• _ACTION ITEM_
Copy each line of the entries that contains the word "Premium".

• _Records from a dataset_
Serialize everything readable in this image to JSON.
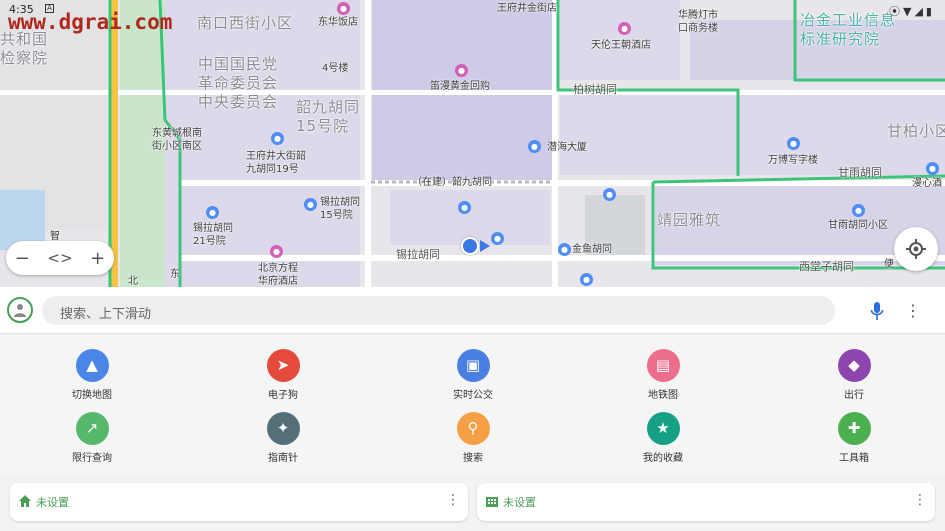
{
  "status": {
    "time": "4:35",
    "notification_icon": "A"
  },
  "watermark": "www.dgrai.com",
  "map": {
    "labels": [
      {
        "text": "共和国\n检察院",
        "cls": "big",
        "l": 0,
        "t": 30
      },
      {
        "text": "南口西街小区",
        "cls": "big",
        "l": 197,
        "t": 14
      },
      {
        "text": "东华饭店",
        "cls": "",
        "l": 318,
        "t": 16
      },
      {
        "text": "王府井金街店",
        "cls": "",
        "l": 497,
        "t": 2
      },
      {
        "text": "华腾灯市\n口商务楼",
        "cls": "",
        "l": 678,
        "t": 9
      },
      {
        "text": "冶金工业信息\n标准研究院",
        "cls": "teal",
        "l": 800,
        "t": 11
      },
      {
        "text": "天伦王朝酒店",
        "cls": "",
        "l": 591,
        "t": 39
      },
      {
        "text": "中国国民党\n革命委员会\n中央委员会",
        "cls": "big",
        "l": 198,
        "t": 55
      },
      {
        "text": "4号楼",
        "cls": "",
        "l": 322,
        "t": 62
      },
      {
        "text": "笛漫黄金回购",
        "cls": "",
        "l": 430,
        "t": 80
      },
      {
        "text": "柏树胡同",
        "cls": "road",
        "l": 573,
        "t": 83
      },
      {
        "text": "韶九胡同\n15号院",
        "cls": "big",
        "l": 296,
        "t": 98
      },
      {
        "text": "甘柏小区",
        "cls": "big",
        "l": 887,
        "t": 122
      },
      {
        "text": "东黄城根南\n街小区南区",
        "cls": "",
        "l": 152,
        "t": 127
      },
      {
        "text": "潜海大厦",
        "cls": "",
        "l": 547,
        "t": 141
      },
      {
        "text": "王府井大街韶\n九胡同19号",
        "cls": "",
        "l": 246,
        "t": 150
      },
      {
        "text": "万博写字楼",
        "cls": "",
        "l": 768,
        "t": 154
      },
      {
        "text": "甘雨胡同",
        "cls": "road",
        "l": 838,
        "t": 166
      },
      {
        "text": "漫心酒",
        "cls": "",
        "l": 912,
        "t": 177
      },
      {
        "text": "（在建）韶九胡同",
        "cls": "",
        "l": 412,
        "t": 176
      },
      {
        "text": "锡拉胡同\n15号院",
        "cls": "",
        "l": 320,
        "t": 196
      },
      {
        "text": "靖园雅筑",
        "cls": "big",
        "l": 657,
        "t": 211
      },
      {
        "text": "锡拉胡同\n21号院",
        "cls": "",
        "l": 193,
        "t": 222
      },
      {
        "text": "甘雨胡同小区",
        "cls": "",
        "l": 828,
        "t": 219
      },
      {
        "text": "智",
        "cls": "",
        "l": 50,
        "t": 230
      },
      {
        "text": "锡拉胡同",
        "cls": "road",
        "l": 396,
        "t": 248
      },
      {
        "text": "金鱼胡同",
        "cls": "",
        "l": 572,
        "t": 243
      },
      {
        "text": "北京方程\n华府酒店",
        "cls": "",
        "l": 258,
        "t": 262
      },
      {
        "text": "西堂子胡同",
        "cls": "road",
        "l": 799,
        "t": 260
      },
      {
        "text": "便",
        "cls": "",
        "l": 884,
        "t": 258
      },
      {
        "text": "北",
        "cls": "",
        "l": 128,
        "t": 275
      },
      {
        "text": "东",
        "cls": "",
        "l": 170,
        "t": 268
      }
    ]
  },
  "zoom": {
    "minus": "−",
    "code": "<>",
    "plus": "+"
  },
  "search": {
    "placeholder": "搜索、上下滑动"
  },
  "grid": [
    {
      "label": "切换地图",
      "color": "#4a86e8",
      "icon": "shapes-icon"
    },
    {
      "label": "电子狗",
      "color": "#e54b3c",
      "icon": "navigation-arrow-icon"
    },
    {
      "label": "实时公交",
      "color": "#4a7fe2",
      "icon": "bus-icon"
    },
    {
      "label": "地铁图",
      "color": "#ec6e8c",
      "icon": "subway-icon"
    },
    {
      "label": "出行",
      "color": "#8e44ad",
      "icon": "directions-icon"
    },
    {
      "label": "限行查询",
      "color": "#57b86a",
      "icon": "trend-icon"
    },
    {
      "label": "指南针",
      "color": "#546e7a",
      "icon": "compass-icon"
    },
    {
      "label": "搜索",
      "color": "#f5a044",
      "icon": "search-icon"
    },
    {
      "label": "我的收藏",
      "color": "#16a085",
      "icon": "star-icon"
    },
    {
      "label": "工具箱",
      "color": "#4caf50",
      "icon": "puzzle-icon"
    }
  ],
  "cards": [
    {
      "label": "未设置",
      "icon": "home-icon"
    },
    {
      "label": "未设置",
      "icon": "company-icon"
    }
  ]
}
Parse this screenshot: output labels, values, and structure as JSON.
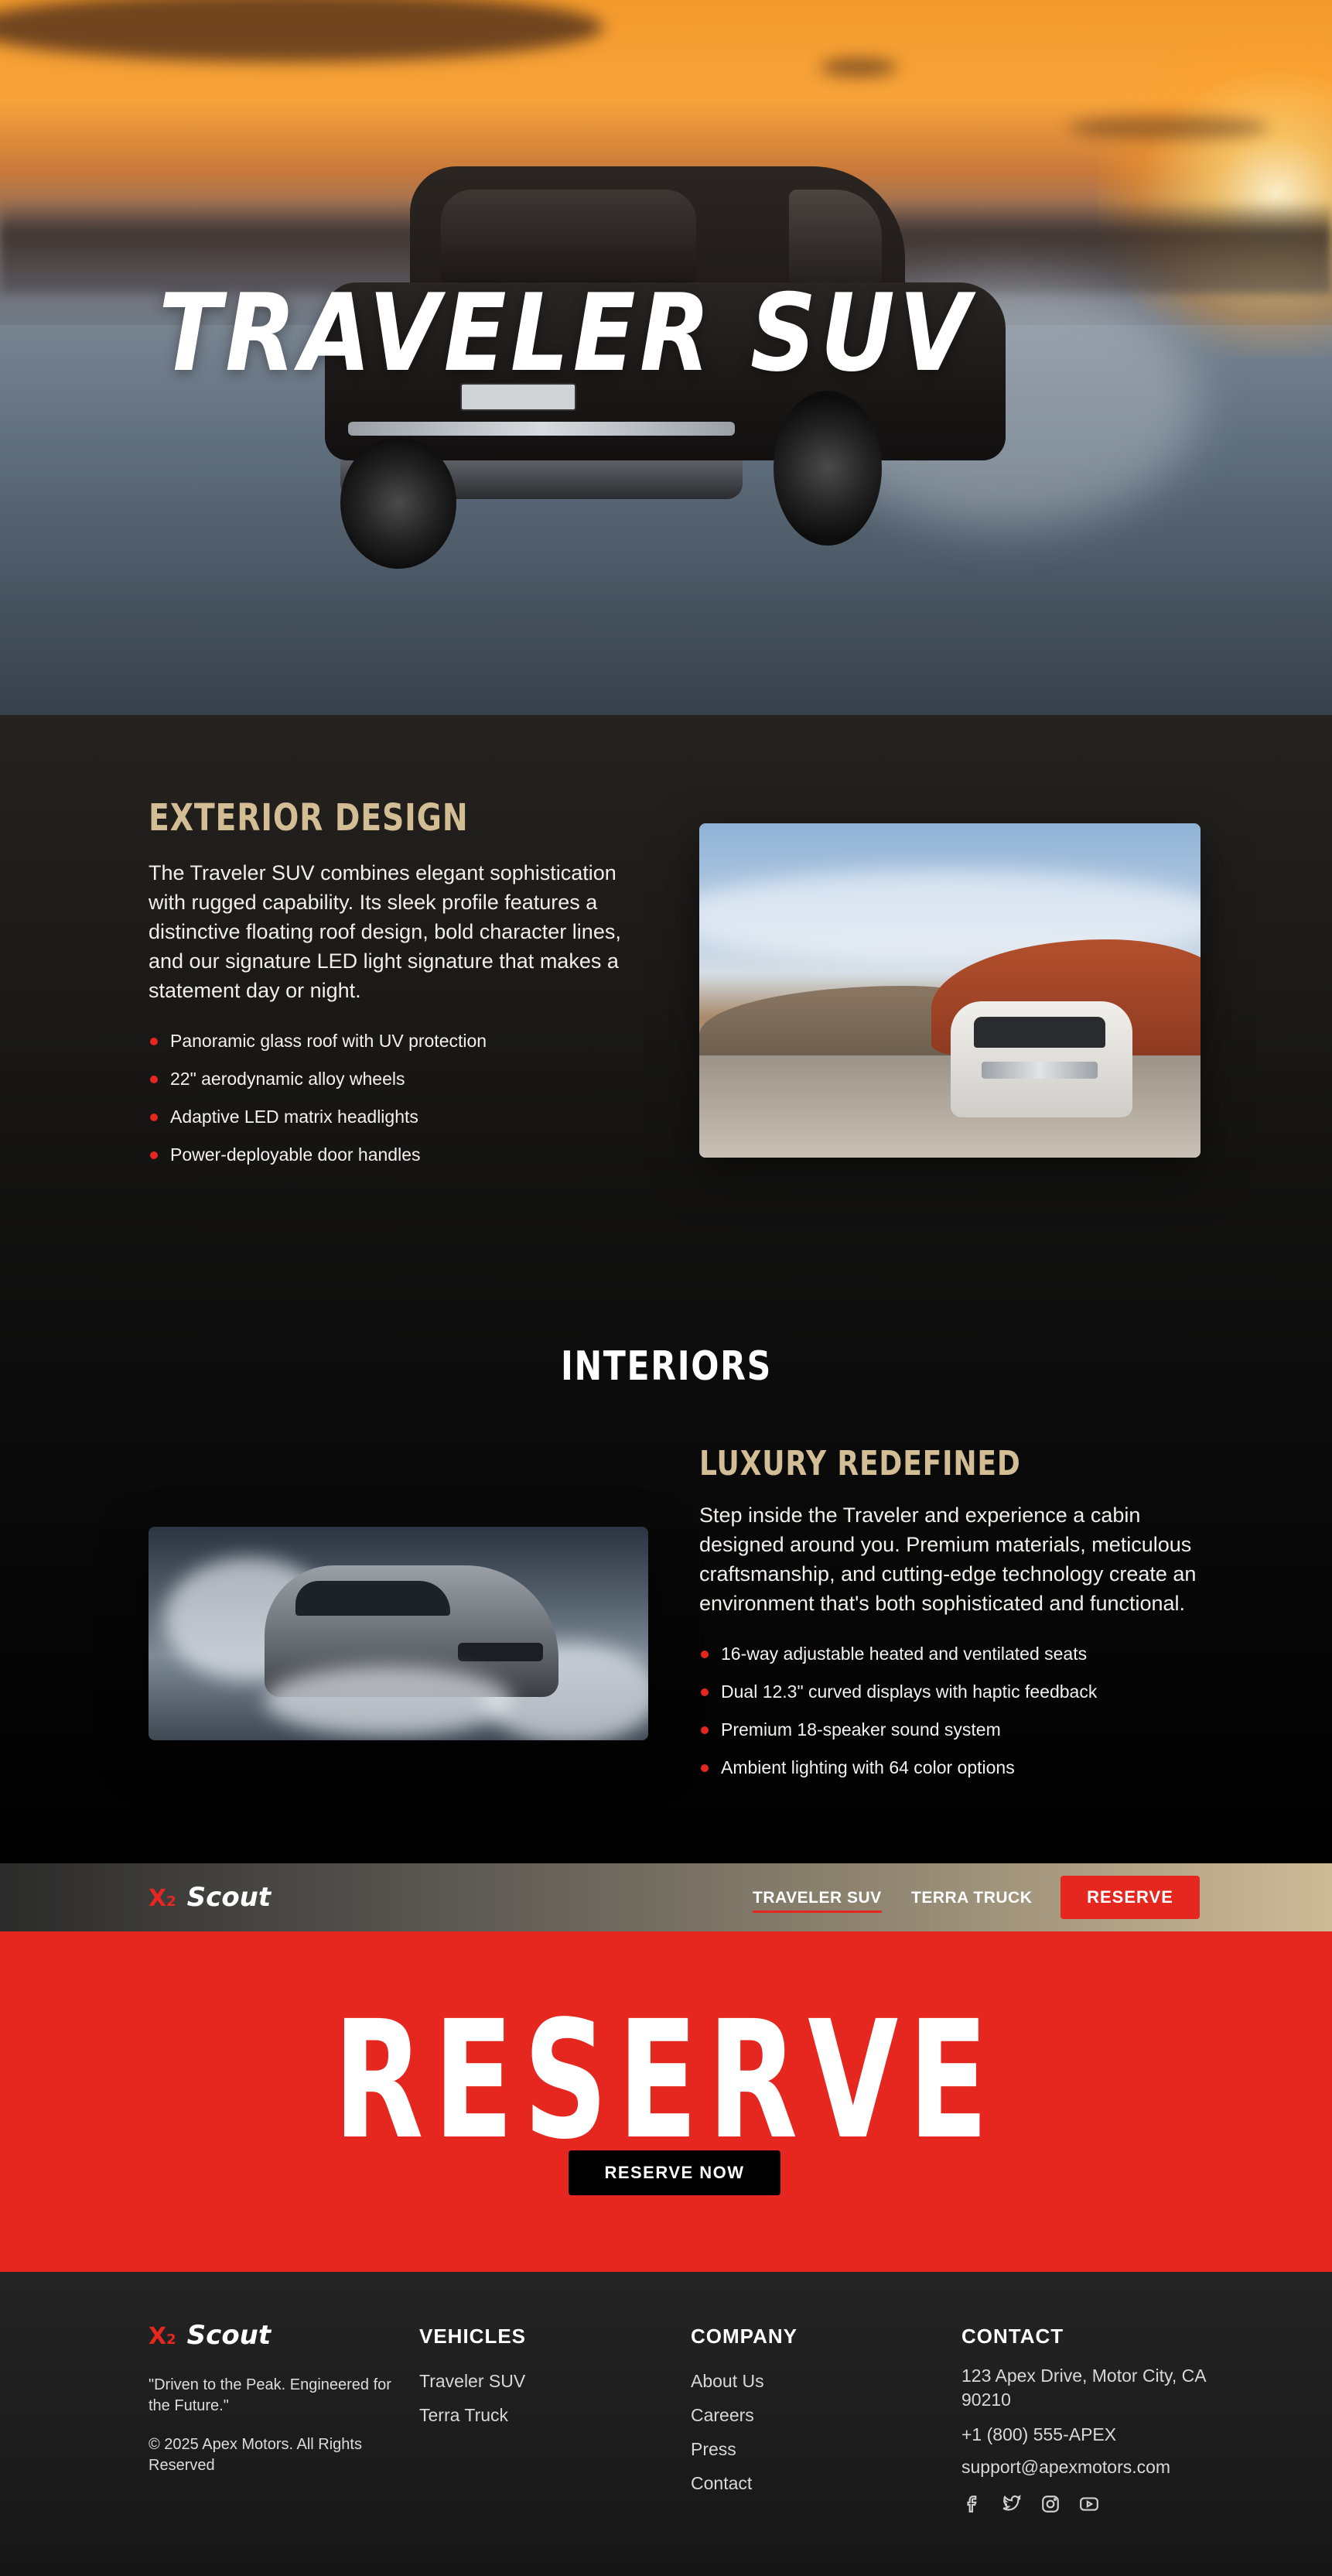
{
  "hero": {
    "title": "TRAVELER SUV"
  },
  "exterior": {
    "heading": "EXTERIOR DESIGN",
    "body": "The Traveler SUV combines elegant sophistication with rugged capability. Its sleek profile features a distinctive floating roof design, bold character lines, and our signature LED light signature that makes a statement day or night.",
    "features": [
      "Panoramic glass roof with UV protection",
      "22\" aerodynamic alloy wheels",
      "Adaptive LED matrix headlights",
      "Power-deployable door handles"
    ]
  },
  "interiors": {
    "section_title": "INTERIORS",
    "heading": "LUXURY REDEFINED",
    "body": "Step inside the Traveler and experience a cabin designed around you. Premium materials, meticulous craftsmanship, and cutting-edge technology create an environment that's both sophisticated and functional.",
    "features": [
      "16-way adjustable heated and ventilated seats",
      "Dual 12.3\" curved displays with haptic feedback",
      "Premium 18-speaker sound system",
      "Ambient lighting with 64 color options"
    ]
  },
  "brand": {
    "mark": "X",
    "sub": "2",
    "name": "Scout"
  },
  "nav": {
    "links": [
      "TRAVELER SUV",
      "TERRA TRUCK"
    ],
    "active_index": 0,
    "cta": "RESERVE"
  },
  "reserve": {
    "title": "RESERVE",
    "button": "RESERVE NOW"
  },
  "footer": {
    "tagline": "\"Driven to the Peak. Engineered for the Future.\"",
    "copyright": "© 2025 Apex Motors. All Rights Reserved",
    "vehicles": {
      "heading": "VEHICLES",
      "links": [
        "Traveler SUV",
        "Terra Truck"
      ]
    },
    "company": {
      "heading": "COMPANY",
      "links": [
        "About Us",
        "Careers",
        "Press",
        "Contact"
      ]
    },
    "contact": {
      "heading": "CONTACT",
      "address": "123 Apex Drive, Motor City, CA 90210",
      "phone": "+1 (800) 555-APEX",
      "email": "support@apexmotors.com",
      "socials": [
        "facebook-icon",
        "twitter-icon",
        "instagram-icon",
        "youtube-icon"
      ]
    }
  },
  "colors": {
    "accent_red": "#e5271f",
    "gold": "#d3bd94"
  }
}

• _EXPECTED OUTPUT_
    "body": "Step inside the Traveler and experience a cabin designed around you. Premium materials, meticulous craftsmanship, and cutting-edge technology create an environment that's both sophisticated and functional.",
      "Premium 18-speaker sound system",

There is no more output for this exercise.